Popular right-wing Dutch politician Geert Wilders tweeted his response to the islamic terrorist attack in Manchester (May 22nd 2017). As a reporter for the Dutch public news station NOS discovered, the tweet is not available in Germany – he is able to access the tweet using a VPN, but without VPN a notification pops up that reads:
Country withheld content (…) In our continuing effort to make our services available to users everywhere, if we receive a valid and properly scoped request from an authorized entity, it may be necessary to reactively withhold access to certain content in a particular country from time to time.
It seems like the sort of text that would be reserved for dictatorships and oppressive regimes like China, North Korea, Venezuela or other communist hellholes, but censorship has made a comeback in Europe, and leave it to Germany to lead the charge. There is really nothing in Wilders’ Tweet that would explain the government’s “request” to Twitter to block this content. There is no racism, no inciting hatred, no call for violence – nothing that would be distasteful perhaps, but arguably not even uncalled for in light of the events that triggered this Tweet, i.e. the deliberate killing and maiming of children and parents on a night out by a fundamentalist Muslim.

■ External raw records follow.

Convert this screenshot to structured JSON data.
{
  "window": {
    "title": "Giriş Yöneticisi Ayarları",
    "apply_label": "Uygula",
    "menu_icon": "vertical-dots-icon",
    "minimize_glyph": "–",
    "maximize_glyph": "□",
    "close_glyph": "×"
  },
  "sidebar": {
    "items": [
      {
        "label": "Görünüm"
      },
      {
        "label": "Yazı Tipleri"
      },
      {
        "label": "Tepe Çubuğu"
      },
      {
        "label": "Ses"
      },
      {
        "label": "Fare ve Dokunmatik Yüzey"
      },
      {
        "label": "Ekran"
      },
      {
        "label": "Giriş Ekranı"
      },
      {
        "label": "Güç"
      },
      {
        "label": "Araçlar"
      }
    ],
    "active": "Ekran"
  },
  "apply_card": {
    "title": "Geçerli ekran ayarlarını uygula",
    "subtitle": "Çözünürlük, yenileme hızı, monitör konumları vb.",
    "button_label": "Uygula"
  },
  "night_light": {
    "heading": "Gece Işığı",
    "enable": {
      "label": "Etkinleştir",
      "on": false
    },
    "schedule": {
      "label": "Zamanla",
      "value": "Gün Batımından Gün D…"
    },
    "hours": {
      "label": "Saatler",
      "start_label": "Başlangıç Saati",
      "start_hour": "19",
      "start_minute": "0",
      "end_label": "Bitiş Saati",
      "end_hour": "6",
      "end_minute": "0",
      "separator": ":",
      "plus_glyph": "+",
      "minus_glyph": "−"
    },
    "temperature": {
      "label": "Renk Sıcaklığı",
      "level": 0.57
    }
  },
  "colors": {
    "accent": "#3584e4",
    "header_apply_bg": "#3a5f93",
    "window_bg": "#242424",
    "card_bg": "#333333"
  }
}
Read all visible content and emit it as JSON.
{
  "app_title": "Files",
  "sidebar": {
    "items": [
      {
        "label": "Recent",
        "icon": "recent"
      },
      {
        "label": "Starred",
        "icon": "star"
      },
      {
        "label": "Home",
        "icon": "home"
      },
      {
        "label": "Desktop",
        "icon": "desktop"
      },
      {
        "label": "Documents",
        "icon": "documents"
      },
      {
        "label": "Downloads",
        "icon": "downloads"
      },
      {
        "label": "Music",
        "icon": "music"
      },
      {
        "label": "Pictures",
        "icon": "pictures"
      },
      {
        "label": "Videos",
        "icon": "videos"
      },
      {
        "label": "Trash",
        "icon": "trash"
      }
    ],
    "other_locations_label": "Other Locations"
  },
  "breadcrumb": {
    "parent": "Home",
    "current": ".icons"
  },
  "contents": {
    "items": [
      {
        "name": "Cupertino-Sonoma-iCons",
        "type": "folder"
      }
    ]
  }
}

The continuing attacks by Islamic terrorists on innocent Westerners are leading to an ever increasing crackdown on the free speech of Westerners by their governments. We know that the best answer the leaders of the West have to the war that is being waged against the people and the values they are responsible for is love, tolerance and open borders. And anybody challenging that ideology with things like facts and reality needs to be silenced.
Yes, the social media companies are being pressured into this banning of wrongthink, but it is clear that they are not particularly sorry about this. One of Twitter’s founders, Evan Williams, declared in an interview with the New York Times:
I thought once everybody could speak freely and exchange information and ideas, the world is automatically going to be a better place,. I was wrong about that.
Which is in stark contrast with the conclusion of Twitter’s “Country withheld content” notification:
We strongly believe that the open and free exchange of information has a positive global impact, and that the Tweets must continue to flow.
The internet is invaluable in supporting and connecting dissidents living under oppressive regimes, which makes it all the more disturbing that governments in the so-called “free world” are now using their legislative powers to suppress political speech that goes against their interests and ideologies. The rise of “populism”, which is just a pejorative term for whatever a large portion of the general population wants but is considered taboo by the political elite, has been made possible largely by the free flow of information on the internet. It is, honestly and without any exaggeration, a dark sign of things to come when governments can and do muzzle political opposition and voices of dissent.
After the Islamic terrorist attack against Charlie Hebdo in Paris on January 7th 2015, Facebook’s Mark Zuckerberg replied publicly (which he did not do after other terrorist attacks), and he replied because:
This attack was to silence people who had offended someone else. There are a lot of different things that can stand in the way of you having a voice. A government can create a law blocking free speech. You might not have the tools like the Internet to share your voice. But if you live in fear that you’re going to get hurt because some extremist might not like what you say and might kill you, that’s not freedom of expression. We stand up and try to let people have as much of a voice as possible. This was an event where I thought people didn’t just need to stand up against terrorism, but to stand up for everyone having a voice and the ability to share as many things as possible.
…which sounds good, but leaves a bitter aftertaste when you realize that the guy who said it cooperates with governments to censor people’s freedom of expression, and while he defends Facebook’s operating in countries with oppressive regimes because “continuing to operate can help the country in other ways, such as allowing people to connect with loved ones, learn, and find jobs. So I think overwhelmingly our responsibility is to continue operating” – things are not actually looking better in countries like China or North Korea, but they are looking worse way closer to home.
That there are not crowds with torches and pitchforks gathering outside German government buildings right now illustrates that the population of Europe has been effective lulled to sleep by the elites.
I will add the screenshot of Wilders’ Tweet below for any of you in Germany who would like to see what your government won’t allow you to see.